● **What to produce**:
Would you please print the data a second time, exactly as it stands?

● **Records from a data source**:
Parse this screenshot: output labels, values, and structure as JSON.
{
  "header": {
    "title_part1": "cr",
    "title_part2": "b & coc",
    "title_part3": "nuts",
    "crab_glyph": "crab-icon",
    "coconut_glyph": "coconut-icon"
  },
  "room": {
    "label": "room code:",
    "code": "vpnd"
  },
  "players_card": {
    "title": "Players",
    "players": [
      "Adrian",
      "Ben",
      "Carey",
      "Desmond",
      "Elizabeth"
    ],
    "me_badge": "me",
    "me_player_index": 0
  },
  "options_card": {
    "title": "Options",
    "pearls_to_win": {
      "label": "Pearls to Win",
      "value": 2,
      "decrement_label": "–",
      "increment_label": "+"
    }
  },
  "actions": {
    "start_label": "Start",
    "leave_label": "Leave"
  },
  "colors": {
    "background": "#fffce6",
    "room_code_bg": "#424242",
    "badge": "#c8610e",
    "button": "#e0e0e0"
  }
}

● **Answer to this task**:
Parse this screenshot: output labels, values, and structure as JSON.
{
  "header": {
    "title_part1": "cr",
    "title_part2": "b & coc",
    "title_part3": "nuts",
    "crab_glyph": "crab-icon",
    "coconut_glyph": "coconut-icon"
  },
  "room": {
    "label": "room code:",
    "code": "vpnd"
  },
  "players_card": {
    "title": "Players",
    "players": [
      "Adrian",
      "Ben",
      "Carey",
      "Desmond",
      "Elizabeth"
    ],
    "me_badge": "me",
    "me_player_index": 0
  },
  "options_card": {
    "title": "Options",
    "pearls_to_win": {
      "label": "Pearls to Win",
      "value": 2,
      "decrement_label": "–",
      "increment_label": "+"
    }
  },
  "actions": {
    "start_label": "Start",
    "leave_label": "Leave"
  },
  "colors": {
    "background": "#fffce6",
    "room_code_bg": "#424242",
    "badge": "#c8610e",
    "button": "#e0e0e0"
  }
}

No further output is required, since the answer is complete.